WORK TASK - Give back every record below in full and exactly, but without a single image.

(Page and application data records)
◇ ◇ ◇ ◇
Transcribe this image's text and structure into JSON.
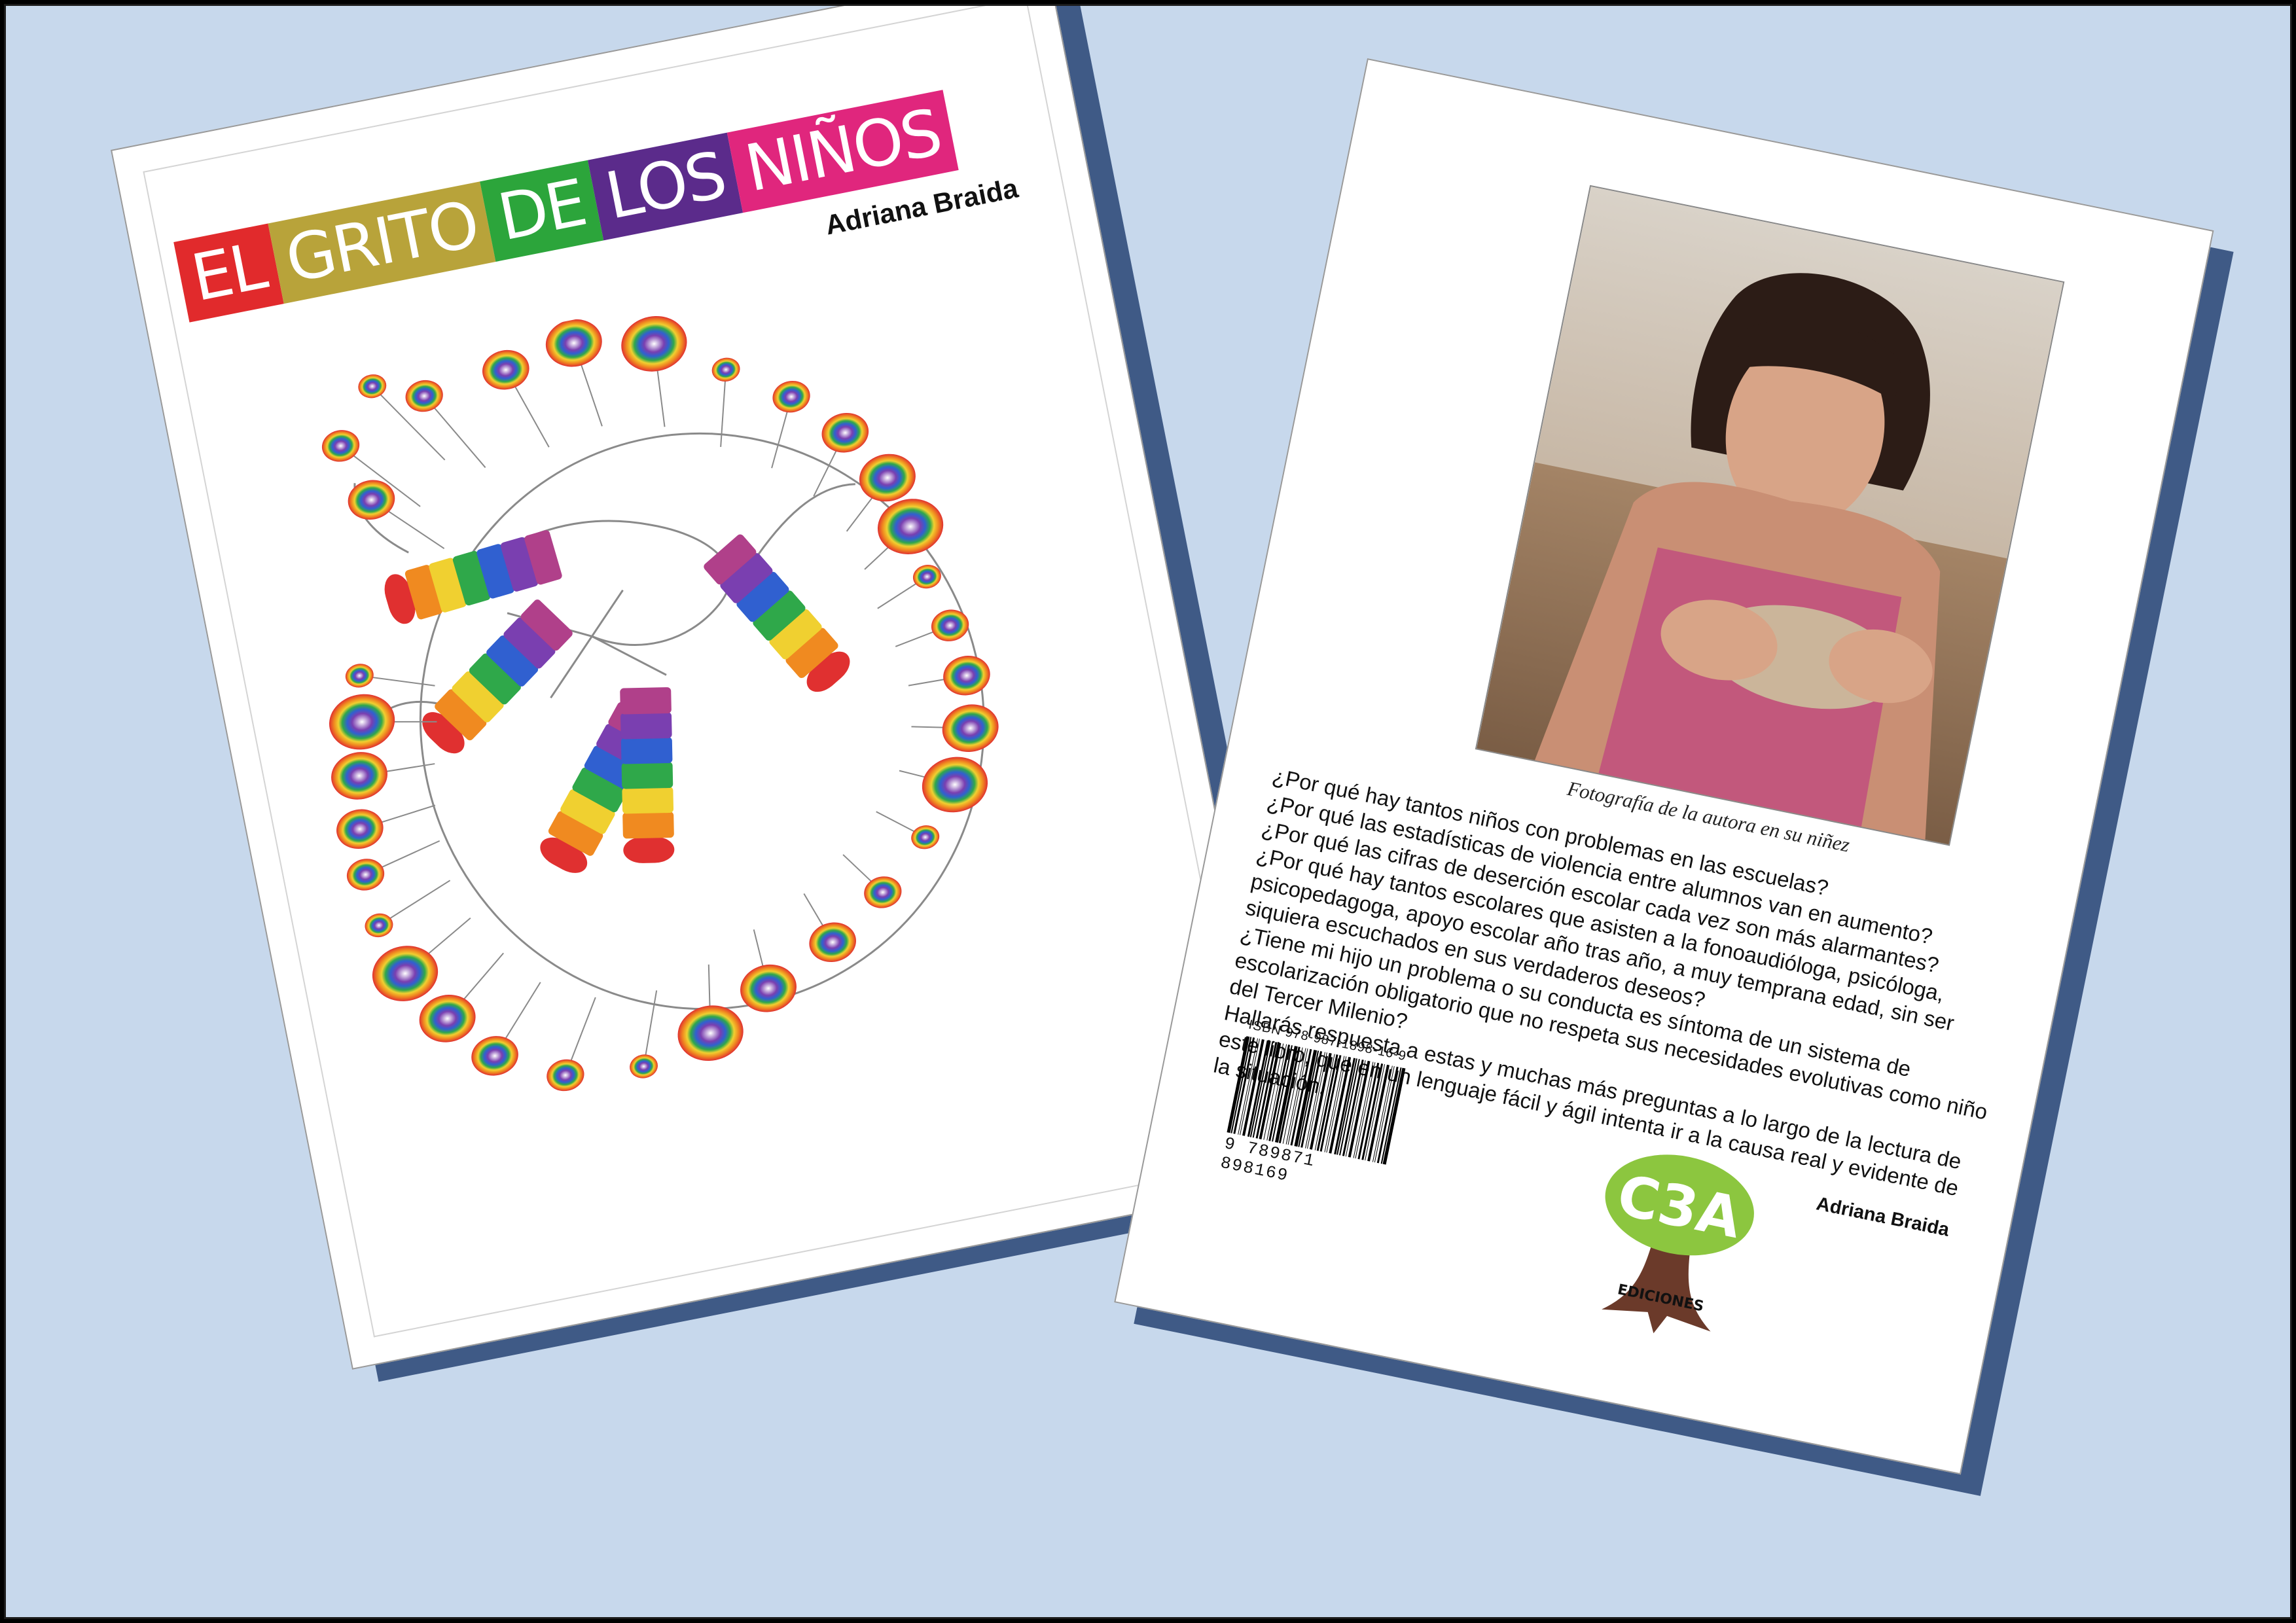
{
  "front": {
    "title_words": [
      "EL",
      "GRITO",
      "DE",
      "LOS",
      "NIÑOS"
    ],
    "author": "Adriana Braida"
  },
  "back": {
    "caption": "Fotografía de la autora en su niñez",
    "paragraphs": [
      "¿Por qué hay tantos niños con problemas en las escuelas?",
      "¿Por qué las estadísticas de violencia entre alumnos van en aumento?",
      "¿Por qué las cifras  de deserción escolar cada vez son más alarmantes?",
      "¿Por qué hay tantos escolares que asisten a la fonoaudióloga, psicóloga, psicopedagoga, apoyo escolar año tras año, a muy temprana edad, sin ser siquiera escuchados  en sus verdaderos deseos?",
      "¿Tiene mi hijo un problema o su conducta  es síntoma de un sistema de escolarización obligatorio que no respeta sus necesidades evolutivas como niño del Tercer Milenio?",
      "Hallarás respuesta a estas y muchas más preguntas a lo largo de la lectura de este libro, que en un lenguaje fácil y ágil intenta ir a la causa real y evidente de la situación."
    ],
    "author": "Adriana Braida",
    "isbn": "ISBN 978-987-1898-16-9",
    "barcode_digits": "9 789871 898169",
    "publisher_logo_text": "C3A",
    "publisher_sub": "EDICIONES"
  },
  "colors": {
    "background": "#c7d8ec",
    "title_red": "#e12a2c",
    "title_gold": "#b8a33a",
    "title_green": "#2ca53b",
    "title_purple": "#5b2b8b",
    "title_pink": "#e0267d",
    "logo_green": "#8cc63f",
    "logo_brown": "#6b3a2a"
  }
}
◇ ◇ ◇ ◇
EXPECTED ANSWER -
Transcribe this image's text and structure into JSON.
{
  "front": {
    "title_words": [
      "EL",
      "GRITO",
      "DE",
      "LOS",
      "NIÑOS"
    ],
    "author": "Adriana Braida"
  },
  "back": {
    "caption": "Fotografía de la autora en su niñez",
    "paragraphs": [
      "¿Por qué hay tantos niños con problemas en las escuelas?",
      "¿Por qué las estadísticas de violencia entre alumnos van en aumento?",
      "¿Por qué las cifras  de deserción escolar cada vez son más alarmantes?",
      "¿Por qué hay tantos escolares que asisten a la fonoaudióloga, psicóloga, psicopedagoga, apoyo escolar año tras año, a muy temprana edad, sin ser siquiera escuchados  en sus verdaderos deseos?",
      "¿Tiene mi hijo un problema o su conducta  es síntoma de un sistema de escolarización obligatorio que no respeta sus necesidades evolutivas como niño del Tercer Milenio?",
      "Hallarás respuesta a estas y muchas más preguntas a lo largo de la lectura de este libro, que en un lenguaje fácil y ágil intenta ir a la causa real y evidente de la situación."
    ],
    "author": "Adriana Braida",
    "isbn": "ISBN 978-987-1898-16-9",
    "barcode_digits": "9 789871 898169",
    "publisher_logo_text": "C3A",
    "publisher_sub": "EDICIONES"
  },
  "colors": {
    "background": "#c7d8ec",
    "title_red": "#e12a2c",
    "title_gold": "#b8a33a",
    "title_green": "#2ca53b",
    "title_purple": "#5b2b8b",
    "title_pink": "#e0267d",
    "logo_green": "#8cc63f",
    "logo_brown": "#6b3a2a"
  }
}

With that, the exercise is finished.